"""

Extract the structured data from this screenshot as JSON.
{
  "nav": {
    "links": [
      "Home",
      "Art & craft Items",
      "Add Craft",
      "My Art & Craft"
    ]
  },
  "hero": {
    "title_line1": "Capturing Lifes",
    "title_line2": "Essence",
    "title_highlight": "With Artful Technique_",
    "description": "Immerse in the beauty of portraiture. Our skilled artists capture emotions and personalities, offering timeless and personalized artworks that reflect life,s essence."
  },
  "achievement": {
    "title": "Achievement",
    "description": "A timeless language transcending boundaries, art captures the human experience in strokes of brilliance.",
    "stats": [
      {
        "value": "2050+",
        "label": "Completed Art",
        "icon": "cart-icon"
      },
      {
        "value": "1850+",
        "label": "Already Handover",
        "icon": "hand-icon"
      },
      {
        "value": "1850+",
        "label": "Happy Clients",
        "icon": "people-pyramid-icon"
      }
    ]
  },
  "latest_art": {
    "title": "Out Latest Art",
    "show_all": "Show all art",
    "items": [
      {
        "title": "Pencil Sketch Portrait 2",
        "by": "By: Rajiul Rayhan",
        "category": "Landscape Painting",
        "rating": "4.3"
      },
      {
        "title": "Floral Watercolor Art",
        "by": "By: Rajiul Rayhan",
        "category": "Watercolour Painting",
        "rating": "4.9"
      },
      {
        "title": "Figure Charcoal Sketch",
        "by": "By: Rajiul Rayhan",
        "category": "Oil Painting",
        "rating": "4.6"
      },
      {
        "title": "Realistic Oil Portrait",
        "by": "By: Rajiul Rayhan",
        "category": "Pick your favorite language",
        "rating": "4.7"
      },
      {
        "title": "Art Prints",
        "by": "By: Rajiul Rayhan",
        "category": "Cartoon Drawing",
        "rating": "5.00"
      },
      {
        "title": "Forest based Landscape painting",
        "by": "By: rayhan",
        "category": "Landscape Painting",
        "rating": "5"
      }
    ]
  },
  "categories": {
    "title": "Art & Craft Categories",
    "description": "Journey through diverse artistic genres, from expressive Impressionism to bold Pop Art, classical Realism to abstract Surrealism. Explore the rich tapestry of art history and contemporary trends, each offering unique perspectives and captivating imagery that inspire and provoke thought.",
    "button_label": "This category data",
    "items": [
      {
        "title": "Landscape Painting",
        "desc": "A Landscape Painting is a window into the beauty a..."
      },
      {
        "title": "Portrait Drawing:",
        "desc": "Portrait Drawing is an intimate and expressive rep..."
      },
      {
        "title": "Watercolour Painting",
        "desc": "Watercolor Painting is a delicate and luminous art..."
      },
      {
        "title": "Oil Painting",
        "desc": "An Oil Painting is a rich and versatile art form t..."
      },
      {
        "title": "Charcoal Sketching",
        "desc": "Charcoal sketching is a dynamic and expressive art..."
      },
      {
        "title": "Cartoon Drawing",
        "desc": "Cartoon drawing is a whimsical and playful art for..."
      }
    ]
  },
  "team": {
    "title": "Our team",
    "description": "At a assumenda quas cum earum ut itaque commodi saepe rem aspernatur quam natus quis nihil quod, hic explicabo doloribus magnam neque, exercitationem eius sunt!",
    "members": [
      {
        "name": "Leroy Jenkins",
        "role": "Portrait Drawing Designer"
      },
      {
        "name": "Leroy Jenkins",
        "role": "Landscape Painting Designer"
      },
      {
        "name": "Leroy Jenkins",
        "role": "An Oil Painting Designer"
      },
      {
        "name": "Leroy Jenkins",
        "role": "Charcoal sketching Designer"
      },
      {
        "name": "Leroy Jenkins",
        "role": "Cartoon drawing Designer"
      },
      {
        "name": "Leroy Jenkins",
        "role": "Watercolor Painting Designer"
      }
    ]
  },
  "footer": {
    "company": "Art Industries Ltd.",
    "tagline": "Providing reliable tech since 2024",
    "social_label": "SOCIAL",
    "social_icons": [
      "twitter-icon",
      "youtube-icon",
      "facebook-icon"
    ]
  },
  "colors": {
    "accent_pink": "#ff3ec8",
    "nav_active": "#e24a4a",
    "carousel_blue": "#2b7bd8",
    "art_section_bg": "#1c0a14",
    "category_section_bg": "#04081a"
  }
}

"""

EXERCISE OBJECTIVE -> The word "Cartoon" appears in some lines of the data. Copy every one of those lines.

YOUR SOLUTION ->
        "category": "Cartoon Drawing",
        "title": "Cartoon Drawing",
        "desc": "Cartoon drawing is a whimsical and playful art for..."
        "role": "Cartoon drawing Designer"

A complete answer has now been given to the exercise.